Premier Christy Clark thanks Chinese-Canadian veterans at ceremony at the B.C. legislature Thursday.

B.C. apologizes for historic anti-Chinese laws, ‘head tax’

Premier Christy Clark presents a formal apology for B.C.'s historic anti-Chinese policies restricting voting, property and business

VICTORIA – The B.C. government has presented a formal apology for its historic anti-Chinese policies that accompanied a federal “head tax” to discourage immigrants.

“Today we express our sorrow and regret for historical provincial government practices that were once considered appropriate,” says the apology, presented in the B.C. legislature Thursday by Premier Christy Clark.

“We believe this formal apology is required to ensure that closure can be reached on this dark period period in our province’s history.

“The entire legislative assembly acknowledges the perseverance of Chinese Canadians that was demonstrated with grace and dignity throughout our history while being oppressed by unfair and discriminatory historical laws.”

The apology ends with the vow: “We will ensure that this never happens again.”

Research has identified more than 100 B.C. laws and policies that explicitly discriminated against Chinese people in the early years of B.C. history. They restricted employment, banned voting and property ownership and imposed provincial taxes and fees based on Chinese origin.

The federal government apologized in 2006 and offered compensation of $20,000 to survivors or spouses of those who paid the federal “head tax” that was in place from 1885 to 1923. After raising the tax to $500, Ottawa blocked most Chinese immigrants from entering Canada from 1923 to 1947.

Premier Christy Clark said consultations with B.C.’s Chinese community led by International Trade Minister Teresa Wat confirmed the desire for a formal apology, but not additional compensation.
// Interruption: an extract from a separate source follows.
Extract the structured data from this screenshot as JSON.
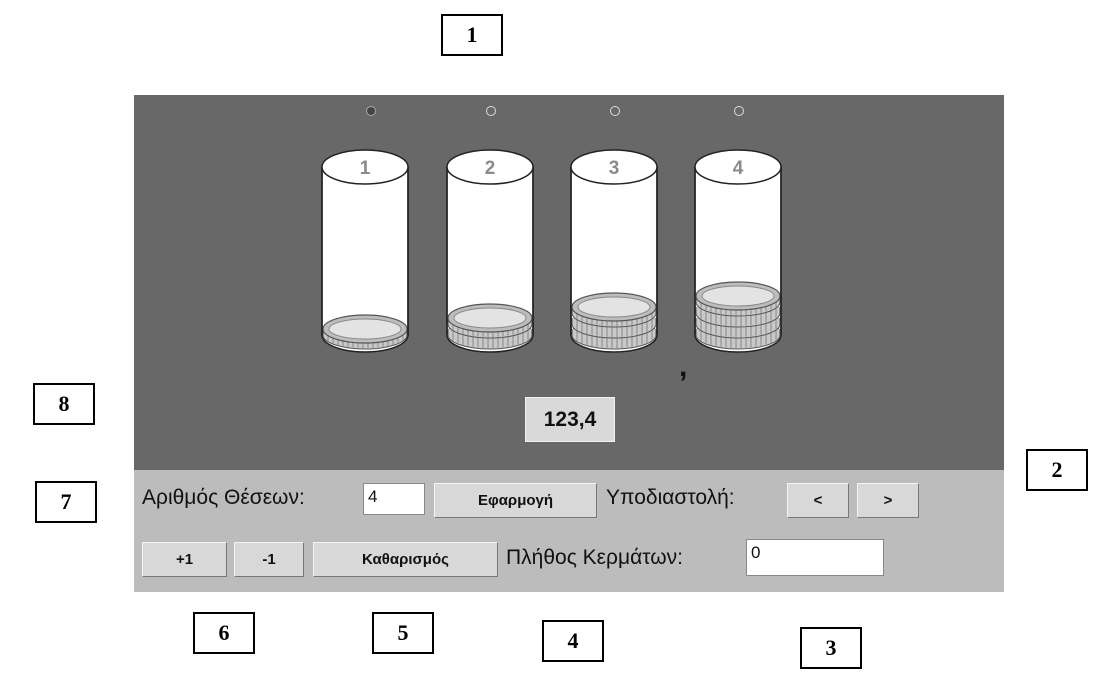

“The community feedback that Minister Wat got didn’t generally favour compensation,” Clark told reporters. “There is a group that do, but I think overall there wasn’t as big an appetite for that as there was for a genuine apology addressing the long list of wrongs that governments over the last century have done to the Chinese community.”

The government is allocating $1 million for legacy initiatives from the existing multiculturalism budget. Monuments or plaques commemorating the contribution of Chinese Canadians to B.C. are being considered for locations that may include Greater Vancouver, Barkerville, Nanaimo and Kamloops.

The government had planned to present the apology before the May 2013 provincial election, but that was derailed when a leaked document revealed it was being timed to maximize political benefit for the B.C. Liberals. Two staff members resigned and the apology was postponed.

Clark said the government has worked with the NDP and independent MLAs to make sure the apology is sincere and non-partisan.

Just Posted

Famed Syrian artist displays paintings created while living in refugee camps

Farid Abdulbaki’s ‘Between Two Worlds’ exhibit will be displayed May 24-26 in Victoria

Mad Hatter’s Ball offers laughs in support of Boys and Girls Club

Annual fundraising event features improv performances at McPherson Playhouse May 24

Carbon dioxide at highest levels for over 2.5 million years, expert warns of 100 years of disruption

CO2 levels rising rapidly, now higher than at any point in humanity’s history

SidFest 7 ready to rock the Mary Winspear Centre

The Bankes Brothers and Madrona Drive headlining May 24 concert

Penelakut filmmaker Steve Sxwithul’txw finds success in film and TV

Cop-turned-storyteller reaches back to his past for Tribal Police Files

VIDEO: Horseshoe pitching association appeals to Greater Victora youngsters

Youth horseshoe pitching club offers fun for all ages, says GVHPA

B.C. VIEWS: Reality of our plastic recycling routine exposed

Turns out dear old China wasn’t doing such a great job

B.C. ferry stops to let black bear swim past near Nanaimo

Queen of Oak Bay brakes for wildlife in Nanaimo’s Departure Bay

Mother dead, child in critical condition after carbon monoxide poisoning at Shuswap campground

The woman was found unresponsive insider her tent and the youth was taken via air ambulance to hospital

Canada’s parole officers say correctional system has reached breaking point

About half of Canada’s federal parole officers work inside penitentiaries and correctional institutions

Montreal researchers create audible hockey puck for visually impaired players

Three years ago, Gilles Ouellet came up with the idea for a puck that makes a continuous sound

Vancouver Island MusicFest: ‘House bands’ from the golden age of rock and R&B

Some of America’s greatest session musicians are coming to the Comox Valley this summer

Former B.C. Greyhound bus drivers head to Penticton for goodbye party

Big bash runs until Sunday, funded by drink cans left behind on busses over the years

Boy, 12, arrested after allegedly pulling a knife on another child at a Surrey park

The child was later released into his parents’ custody as Surrey RCMP continue their investigation

Most Read